California healthcare group likely hit by Hive ransomware.
The Hive ransomware group claims to have exfiltrated 850,000 personal records from US healthcare coverage provider Partnership HealthPlan of California. The organization’s website is currently down, redirecting visitors to a message explaining that suspicious activity was detected on certain computer systems. “We are working diligently with third-party forensic specialists to investigate this disruption, safely restore full functionality to affected systems, and determine whether any information may have been potentially accessible as a result of the situation,” it reads. VentureBeat adds that Partnership HealthPlan’s phone systems are down as well, and the organization has provided email addresses for patients and providers to contact about the incident. The issues were reportedly first detected on March 24, and on Tuesday Hive, notorious for attacking healthcare entities, posted a message on its HiveLeaks site declaring they’d stolen 400GB of data including names, Social Security numbers, and street addresses. The US Federal Bureau of Investigation has previously warned the public about Hive’s activities, explaining the group “likely operates as an affiliate-based ransomware, employs a wide variety of tactics, techniques, and procedures (TTPs), creating significant challenges for defense and mitigation.”
Brian Higgins, security specialist with Comparitech noted the significance of the incident:
“Hive ransomware group has posted on its darkweb site that it has stolen 850,000 personally identifiable information (PII) records from the Partnership HealthPlan of California. Based on Comparitech data this is the largest attack in 2022 so far and the 8th largest of all time in the healthcare industry.

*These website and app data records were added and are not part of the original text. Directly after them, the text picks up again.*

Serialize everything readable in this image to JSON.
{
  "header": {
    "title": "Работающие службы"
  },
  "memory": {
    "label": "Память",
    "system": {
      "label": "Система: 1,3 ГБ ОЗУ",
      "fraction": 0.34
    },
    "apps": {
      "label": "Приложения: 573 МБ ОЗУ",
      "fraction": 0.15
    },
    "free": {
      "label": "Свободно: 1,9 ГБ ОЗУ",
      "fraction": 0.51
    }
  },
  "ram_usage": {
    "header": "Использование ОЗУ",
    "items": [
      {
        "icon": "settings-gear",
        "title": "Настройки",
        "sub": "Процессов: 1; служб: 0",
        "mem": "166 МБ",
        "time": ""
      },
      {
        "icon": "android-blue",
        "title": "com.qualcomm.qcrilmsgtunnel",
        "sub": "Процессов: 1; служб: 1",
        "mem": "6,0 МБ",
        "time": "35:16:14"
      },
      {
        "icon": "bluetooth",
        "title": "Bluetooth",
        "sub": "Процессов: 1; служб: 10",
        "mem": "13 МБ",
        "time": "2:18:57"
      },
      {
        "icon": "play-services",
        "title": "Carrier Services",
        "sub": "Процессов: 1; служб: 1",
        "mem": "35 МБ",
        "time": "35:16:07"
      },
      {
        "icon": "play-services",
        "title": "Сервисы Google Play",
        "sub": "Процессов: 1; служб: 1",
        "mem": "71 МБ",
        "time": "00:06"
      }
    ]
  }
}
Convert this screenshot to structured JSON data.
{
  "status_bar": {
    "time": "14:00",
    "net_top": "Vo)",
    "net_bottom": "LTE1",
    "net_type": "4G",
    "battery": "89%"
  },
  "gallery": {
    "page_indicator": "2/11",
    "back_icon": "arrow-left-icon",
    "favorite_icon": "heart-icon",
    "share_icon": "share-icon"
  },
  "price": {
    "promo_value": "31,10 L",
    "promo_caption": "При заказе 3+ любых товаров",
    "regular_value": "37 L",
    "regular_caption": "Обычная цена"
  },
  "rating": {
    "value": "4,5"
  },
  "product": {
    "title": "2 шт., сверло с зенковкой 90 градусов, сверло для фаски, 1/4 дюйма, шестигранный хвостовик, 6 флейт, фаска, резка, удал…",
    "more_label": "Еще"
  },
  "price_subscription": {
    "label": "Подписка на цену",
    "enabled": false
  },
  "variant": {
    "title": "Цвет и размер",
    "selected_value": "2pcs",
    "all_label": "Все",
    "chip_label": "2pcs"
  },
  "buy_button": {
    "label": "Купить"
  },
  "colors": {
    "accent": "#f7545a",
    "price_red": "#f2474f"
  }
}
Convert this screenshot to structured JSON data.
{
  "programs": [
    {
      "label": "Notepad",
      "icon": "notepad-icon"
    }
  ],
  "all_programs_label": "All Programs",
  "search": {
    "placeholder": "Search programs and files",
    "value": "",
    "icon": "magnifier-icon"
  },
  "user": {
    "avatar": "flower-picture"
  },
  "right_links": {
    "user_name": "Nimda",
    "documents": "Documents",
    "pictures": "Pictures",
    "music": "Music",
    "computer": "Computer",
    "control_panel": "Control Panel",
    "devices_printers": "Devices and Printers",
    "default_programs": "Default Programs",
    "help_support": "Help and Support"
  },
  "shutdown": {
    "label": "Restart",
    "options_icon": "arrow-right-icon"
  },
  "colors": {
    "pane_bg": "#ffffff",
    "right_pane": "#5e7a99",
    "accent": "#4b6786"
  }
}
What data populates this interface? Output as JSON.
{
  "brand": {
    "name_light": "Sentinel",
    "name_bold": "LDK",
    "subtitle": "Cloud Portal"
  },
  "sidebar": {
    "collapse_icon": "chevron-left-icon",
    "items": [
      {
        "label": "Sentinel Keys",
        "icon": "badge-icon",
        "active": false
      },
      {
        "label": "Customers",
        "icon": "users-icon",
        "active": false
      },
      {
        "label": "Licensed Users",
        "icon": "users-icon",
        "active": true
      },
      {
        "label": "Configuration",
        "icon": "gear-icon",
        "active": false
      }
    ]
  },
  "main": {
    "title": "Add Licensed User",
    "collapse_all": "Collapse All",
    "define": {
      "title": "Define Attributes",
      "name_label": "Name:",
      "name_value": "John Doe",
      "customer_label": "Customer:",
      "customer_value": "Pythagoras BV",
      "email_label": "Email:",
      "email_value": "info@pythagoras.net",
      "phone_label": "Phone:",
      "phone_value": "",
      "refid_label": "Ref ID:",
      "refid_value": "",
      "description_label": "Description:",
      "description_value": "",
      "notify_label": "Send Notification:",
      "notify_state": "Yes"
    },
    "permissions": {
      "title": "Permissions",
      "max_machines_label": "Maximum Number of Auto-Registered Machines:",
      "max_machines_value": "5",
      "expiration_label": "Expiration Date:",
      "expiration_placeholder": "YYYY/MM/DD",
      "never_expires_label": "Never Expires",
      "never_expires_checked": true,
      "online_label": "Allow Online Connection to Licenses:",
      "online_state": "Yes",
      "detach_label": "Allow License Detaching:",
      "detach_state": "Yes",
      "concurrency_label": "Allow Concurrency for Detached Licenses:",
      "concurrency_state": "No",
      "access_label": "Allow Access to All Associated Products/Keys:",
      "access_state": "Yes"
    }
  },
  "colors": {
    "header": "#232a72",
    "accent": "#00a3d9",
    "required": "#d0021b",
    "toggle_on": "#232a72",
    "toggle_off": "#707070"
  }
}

"Attacks on the healthcare sector have long been popular with cyber criminals as they provide an extra layer of leverage to any extortion or ransom request. Not only are the target company’s day-to-day business activities, revenue, and reputation put at risk to force payment but with a customer community of vulnerable patients or clients worried that their most intimate and private medical information may be made public, the pressure on a victim organization to pay up quickly and resolve the incident is dramatically increased. Couple this with an ongoing global pandemic and it’s no surprise that the healthcare sector has emerged as one of the most lucrative and attractive for cyber criminals.”